Records for this task: Begin
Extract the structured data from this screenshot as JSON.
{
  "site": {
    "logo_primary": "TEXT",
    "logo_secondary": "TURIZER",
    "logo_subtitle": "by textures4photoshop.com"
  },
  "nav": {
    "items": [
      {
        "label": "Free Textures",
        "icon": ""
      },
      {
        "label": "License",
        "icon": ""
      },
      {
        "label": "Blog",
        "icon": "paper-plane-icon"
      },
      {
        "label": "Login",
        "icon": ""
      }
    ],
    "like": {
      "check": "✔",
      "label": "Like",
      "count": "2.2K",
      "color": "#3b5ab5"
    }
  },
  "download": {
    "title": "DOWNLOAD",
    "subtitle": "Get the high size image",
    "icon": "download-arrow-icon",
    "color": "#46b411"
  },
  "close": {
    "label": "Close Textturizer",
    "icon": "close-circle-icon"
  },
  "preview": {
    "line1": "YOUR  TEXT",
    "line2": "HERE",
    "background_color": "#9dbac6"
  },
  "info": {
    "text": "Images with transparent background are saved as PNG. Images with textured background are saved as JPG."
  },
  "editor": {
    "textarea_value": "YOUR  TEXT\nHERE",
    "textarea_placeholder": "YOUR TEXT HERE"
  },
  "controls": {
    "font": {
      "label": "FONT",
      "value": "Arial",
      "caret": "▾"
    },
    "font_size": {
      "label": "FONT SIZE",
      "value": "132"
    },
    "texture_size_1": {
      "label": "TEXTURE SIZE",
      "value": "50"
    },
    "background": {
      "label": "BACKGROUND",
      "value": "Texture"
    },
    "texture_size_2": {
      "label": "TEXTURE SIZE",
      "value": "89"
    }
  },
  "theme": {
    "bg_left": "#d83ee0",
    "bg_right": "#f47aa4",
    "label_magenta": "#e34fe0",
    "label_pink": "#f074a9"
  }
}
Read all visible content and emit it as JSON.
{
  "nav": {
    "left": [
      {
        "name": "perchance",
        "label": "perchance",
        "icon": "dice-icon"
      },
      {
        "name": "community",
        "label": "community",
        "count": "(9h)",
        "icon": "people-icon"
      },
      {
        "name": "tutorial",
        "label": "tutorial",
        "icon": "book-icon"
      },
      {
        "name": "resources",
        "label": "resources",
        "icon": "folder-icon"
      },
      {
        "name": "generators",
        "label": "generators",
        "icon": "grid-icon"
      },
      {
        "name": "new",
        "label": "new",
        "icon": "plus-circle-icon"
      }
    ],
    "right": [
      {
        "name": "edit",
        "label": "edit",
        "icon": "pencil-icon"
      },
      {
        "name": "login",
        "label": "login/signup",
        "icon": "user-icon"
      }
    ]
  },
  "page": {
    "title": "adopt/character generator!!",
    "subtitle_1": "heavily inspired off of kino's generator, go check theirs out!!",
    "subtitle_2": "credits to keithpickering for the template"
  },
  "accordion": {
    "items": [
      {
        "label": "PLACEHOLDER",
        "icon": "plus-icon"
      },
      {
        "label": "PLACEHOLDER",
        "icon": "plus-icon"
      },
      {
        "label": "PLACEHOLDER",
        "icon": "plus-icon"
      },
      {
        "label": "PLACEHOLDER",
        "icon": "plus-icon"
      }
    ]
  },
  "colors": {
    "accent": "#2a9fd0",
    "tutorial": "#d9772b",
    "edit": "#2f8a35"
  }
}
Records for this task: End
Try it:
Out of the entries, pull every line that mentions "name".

Answer space:
        "name": "perchance",
        "name": "community",
        "name": "tutorial",
        "name": "resources",
        "name": "generators",
        "name": "new",
        "name": "edit",
        "name": "login",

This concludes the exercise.